- Problem to work on -
Copy every entry below exactly, and keep out the pictures.

Data records for software interfaces
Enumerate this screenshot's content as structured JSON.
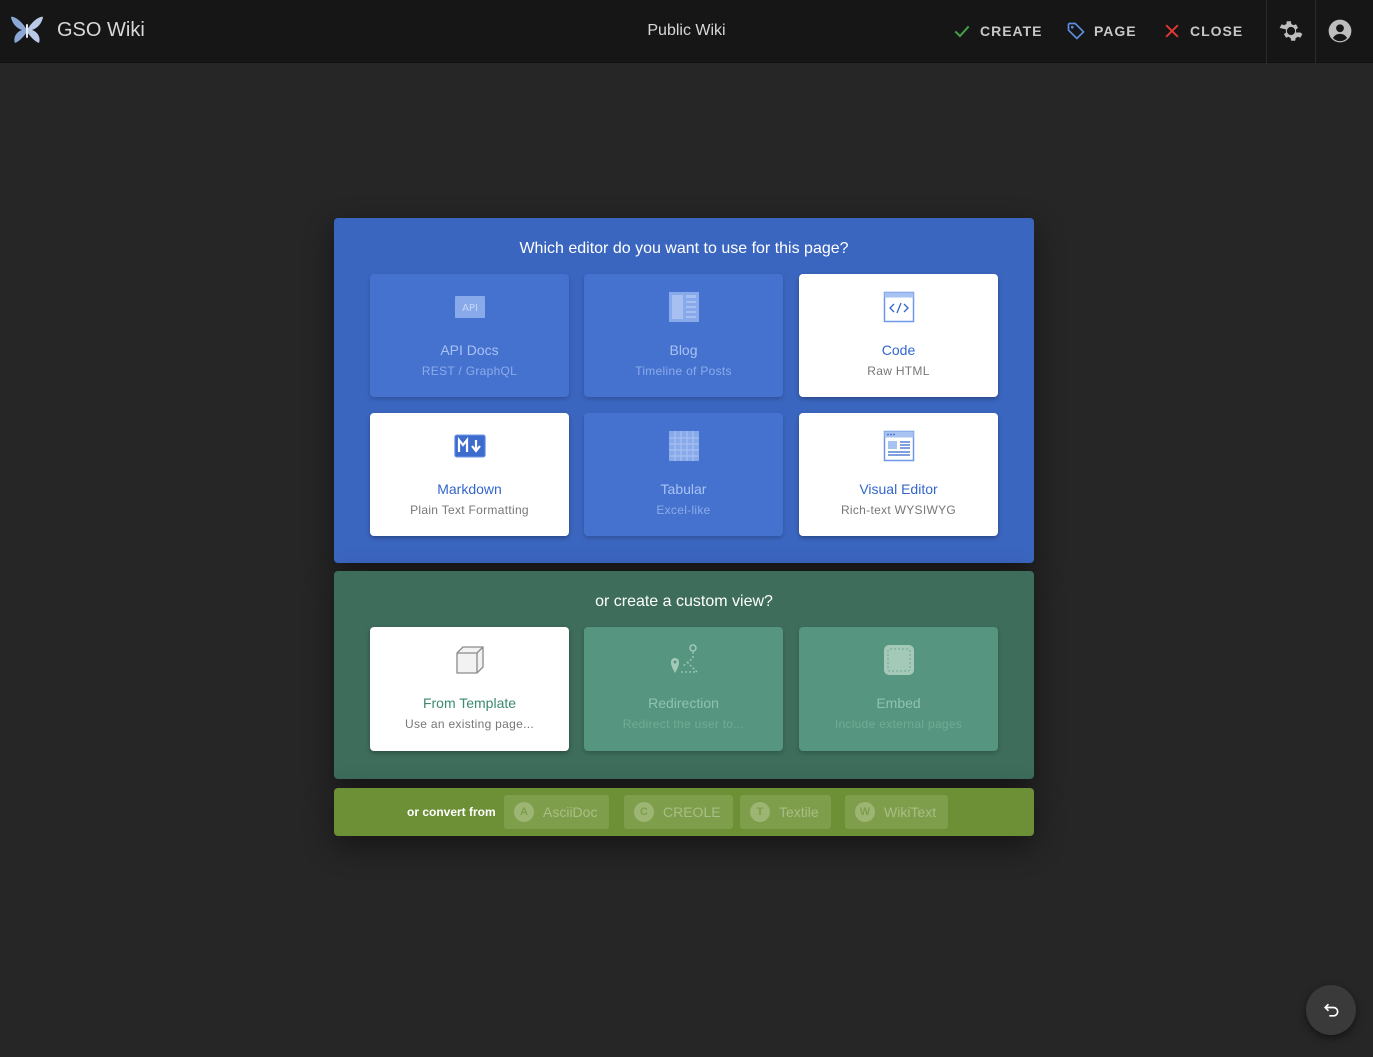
{
  "header": {
    "app_title": "GSO Wiki",
    "page_title": "Public Wiki",
    "create_label": "CREATE",
    "page_label": "PAGE",
    "close_label": "CLOSE",
    "icons": {
      "logo": "butterfly-logo",
      "create": "check-icon",
      "page": "tag-icon",
      "close": "close-icon",
      "settings": "gear-icon",
      "account": "account-circle-icon"
    },
    "colors": {
      "create": "#43a047",
      "page": "#5c8fdc",
      "close": "#e53935"
    }
  },
  "editors": {
    "heading": "Which editor do you want to use for this page?",
    "items": [
      {
        "title": "API Docs",
        "subtitle": "REST / GraphQL",
        "icon": "api-icon",
        "enabled": false
      },
      {
        "title": "Blog",
        "subtitle": "Timeline of Posts",
        "icon": "blog-icon",
        "enabled": false
      },
      {
        "title": "Code",
        "subtitle": "Raw HTML",
        "icon": "code-icon",
        "enabled": true
      },
      {
        "title": "Markdown",
        "subtitle": "Plain Text Formatting",
        "icon": "markdown-icon",
        "enabled": true
      },
      {
        "title": "Tabular",
        "subtitle": "Excel-like",
        "icon": "table-icon",
        "enabled": false
      },
      {
        "title": "Visual Editor",
        "subtitle": "Rich-text WYSIWYG",
        "icon": "visual-editor-icon",
        "enabled": true
      }
    ],
    "color": "#3b66c0"
  },
  "custom": {
    "heading": "or create a custom view?",
    "items": [
      {
        "title": "From Template",
        "subtitle": "Use an existing page...",
        "icon": "template-cube-icon",
        "enabled": true
      },
      {
        "title": "Redirection",
        "subtitle": "Redirect the user to...",
        "icon": "redirect-icon",
        "enabled": false
      },
      {
        "title": "Embed",
        "subtitle": "Include external pages",
        "icon": "embed-icon",
        "enabled": false
      }
    ],
    "color": "#3e6d5b"
  },
  "convert": {
    "label": "or convert from",
    "items": [
      {
        "badge": "A",
        "label": "AsciiDoc"
      },
      {
        "badge": "C",
        "label": "CREOLE"
      },
      {
        "badge": "T",
        "label": "Textile"
      },
      {
        "badge": "W",
        "label": "WikiText"
      }
    ],
    "color": "#6d8f36"
  },
  "fab": {
    "icon": "undo-icon"
  }
}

- Response to the exercise -
Enumerate this screenshot's content as structured JSON.
{
  "header": {
    "app_title": "GSO Wiki",
    "page_title": "Public Wiki",
    "create_label": "CREATE",
    "page_label": "PAGE",
    "close_label": "CLOSE",
    "icons": {
      "logo": "butterfly-logo",
      "create": "check-icon",
      "page": "tag-icon",
      "close": "close-icon",
      "settings": "gear-icon",
      "account": "account-circle-icon"
    },
    "colors": {
      "create": "#43a047",
      "page": "#5c8fdc",
      "close": "#e53935"
    }
  },
  "editors": {
    "heading": "Which editor do you want to use for this page?",
    "items": [
      {
        "title": "API Docs",
        "subtitle": "REST / GraphQL",
        "icon": "api-icon",
        "enabled": false
      },
      {
        "title": "Blog",
        "subtitle": "Timeline of Posts",
        "icon": "blog-icon",
        "enabled": false
      },
      {
        "title": "Code",
        "subtitle": "Raw HTML",
        "icon": "code-icon",
        "enabled": true
      },
      {
        "title": "Markdown",
        "subtitle": "Plain Text Formatting",
        "icon": "markdown-icon",
        "enabled": true
      },
      {
        "title": "Tabular",
        "subtitle": "Excel-like",
        "icon": "table-icon",
        "enabled": false
      },
      {
        "title": "Visual Editor",
        "subtitle": "Rich-text WYSIWYG",
        "icon": "visual-editor-icon",
        "enabled": true
      }
    ],
    "color": "#3b66c0"
  },
  "custom": {
    "heading": "or create a custom view?",
    "items": [
      {
        "title": "From Template",
        "subtitle": "Use an existing page...",
        "icon": "template-cube-icon",
        "enabled": true
      },
      {
        "title": "Redirection",
        "subtitle": "Redirect the user to...",
        "icon": "redirect-icon",
        "enabled": false
      },
      {
        "title": "Embed",
        "subtitle": "Include external pages",
        "icon": "embed-icon",
        "enabled": false
      }
    ],
    "color": "#3e6d5b"
  },
  "convert": {
    "label": "or convert from",
    "items": [
      {
        "badge": "A",
        "label": "AsciiDoc"
      },
      {
        "badge": "C",
        "label": "CREOLE"
      },
      {
        "badge": "T",
        "label": "Textile"
      },
      {
        "badge": "W",
        "label": "WikiText"
      }
    ],
    "color": "#6d8f36"
  },
  "fab": {
    "icon": "undo-icon"
  }
}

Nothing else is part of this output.